A Colony Of Puffin Hybrids May Have Been Created By Climate Change

Much ado about puffin.


Tom Hale

Tom is a writer in London with a Master's degree in Journalism whose editorial work covers anything from health and the environment to technology and archaeology.

Senior Journalist

Large group of Atlantic puffin (Fratercula arctica) on the island of Runde in the Norway. Beautiful little bird with red bill of bird. Wild scene with arctic animals.

Atlantic puffins (Fratercula arctica) are a ridiculously cute species of chunky seabird native to the North Atlantic Ocean.

Image credit: Petr Salinger/

Climate change appears to have driven a large-scale hybridization event in the Arctic between two subspecies of puffins. In the wake of warming temperatures in northern Norway, the habits of the two family members have merged and seemingly resulted in prolific canoodling between the pair. 

The large-bodied subspecies of Atlantic puffins (Fratercula arctica naumanni) used to primarily live on the island of Spitsbergen in Svalbard, while the smaller subspecies (F. a. arctica) lived further south on the island of Røst off the coast of mainland Norway. Halfway between these two habitats is Bear Island, which was recently found to be the home to a colony of hybrids created by the two subspecies mating.


In a new study, scientists at the University of Oslo collected blood samples from the array of puffins that inhabit this part of the High Arctic and carried out a genetic deep dive. They also managed to get their hands on the genomes of 22 puffins that lived between 1868 and 1910 on Spitsbergen, Røst, and Bear Island.

The two subspecies diverged from a common ancestor at least 40,000 years ago, but their DNA indicates there has been prolific interbreeding over the past century. Before 1910, all the puffins on Bear Island belonged to the subspecies F. a. arctica.
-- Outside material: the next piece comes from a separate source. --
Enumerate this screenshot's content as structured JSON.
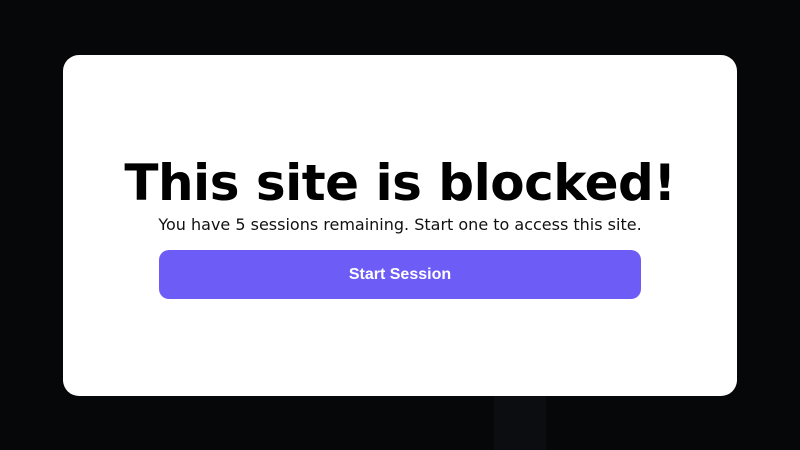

After this, however, the genetic makeup of puffins here becomes increasingly infiltrated by the other subspecies, F. a. naumanni.

The researchers argue the rate of hybridization is linked to the rising temperatures seen in the Arctic over the past century. 


“While fishery-induced food shortages or pollution are harmful factors that cannot be ruled out, the estimated onset of hybridization notably coincides with the beginning of the 20th-century Arctic warming, where sea-surface temperature increased by up to 1.5°C [2.7°F],” the study authors write.

Typically, Arctic species migrate northwards in response to climate change, heading further towards the poles in search of cooler temperatures. In a break away from this general rule, the puffin hybridization was caused by the larger birds of Spitsbergen flying south to Bear Island.

Hybridization can go either way for a species. In some instances, it can prove detrimental to their survival; in others it can embolden their existence by enriching their genetic diversity. It doesn’t seem that this hybridization is hurting the High Arctic’s puffin population, although it is clear their demographics are being radically shifted by the great specter of climate change.

“Although hybridized individuals have been observed in several Arctic species (e.g., polar bear and beluga whale), we provide the first genomic evidence for the recent establishment of an entire hybrid population driven by a southward distributional shift. Our findings present a rare observation of a population-scale response to the rapid environmental changes that the Arctic ecosystem has started experiencing within the past century,” the study authors conclude. 


The study is published in the journal Science Advances.


  • tag
  • climate change,

  • animals,

  • Arctic,

  • hybridization,

  • seabirds,

  • hybrids,

  • Norway,

  • puffins